### Aim of the exercise
Please copy each line of the listing that includes the string "JSON".
== == ==
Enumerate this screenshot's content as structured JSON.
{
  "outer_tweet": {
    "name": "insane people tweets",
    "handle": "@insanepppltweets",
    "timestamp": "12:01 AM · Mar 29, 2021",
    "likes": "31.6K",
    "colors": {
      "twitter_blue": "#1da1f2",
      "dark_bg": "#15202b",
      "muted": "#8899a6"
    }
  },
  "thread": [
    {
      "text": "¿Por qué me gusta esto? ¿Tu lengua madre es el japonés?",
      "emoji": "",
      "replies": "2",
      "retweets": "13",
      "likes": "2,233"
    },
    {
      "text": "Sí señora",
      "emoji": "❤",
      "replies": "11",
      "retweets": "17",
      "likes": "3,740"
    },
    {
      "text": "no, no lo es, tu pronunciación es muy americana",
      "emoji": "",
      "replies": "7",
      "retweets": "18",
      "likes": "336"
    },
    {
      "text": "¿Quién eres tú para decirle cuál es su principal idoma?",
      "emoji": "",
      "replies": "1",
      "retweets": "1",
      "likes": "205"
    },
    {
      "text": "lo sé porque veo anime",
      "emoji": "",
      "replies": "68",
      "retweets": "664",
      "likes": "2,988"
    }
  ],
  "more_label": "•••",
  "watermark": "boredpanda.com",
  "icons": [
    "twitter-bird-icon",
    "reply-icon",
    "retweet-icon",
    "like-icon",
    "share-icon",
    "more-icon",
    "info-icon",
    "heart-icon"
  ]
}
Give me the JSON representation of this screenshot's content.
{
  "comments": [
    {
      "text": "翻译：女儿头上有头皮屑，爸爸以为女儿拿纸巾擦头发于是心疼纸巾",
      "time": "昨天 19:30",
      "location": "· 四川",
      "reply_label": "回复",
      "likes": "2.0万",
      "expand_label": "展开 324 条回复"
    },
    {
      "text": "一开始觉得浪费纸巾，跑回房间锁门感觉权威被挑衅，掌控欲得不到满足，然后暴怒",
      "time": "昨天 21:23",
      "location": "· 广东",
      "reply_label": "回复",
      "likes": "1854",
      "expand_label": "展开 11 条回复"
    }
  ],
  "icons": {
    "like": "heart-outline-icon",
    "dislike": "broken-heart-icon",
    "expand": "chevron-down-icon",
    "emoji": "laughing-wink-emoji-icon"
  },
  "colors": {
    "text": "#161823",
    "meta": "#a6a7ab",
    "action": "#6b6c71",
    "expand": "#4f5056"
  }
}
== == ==
### Result of the task
Enumerate this screenshot's content as structured JSON.
Give me the JSON representation of this screenshot's content.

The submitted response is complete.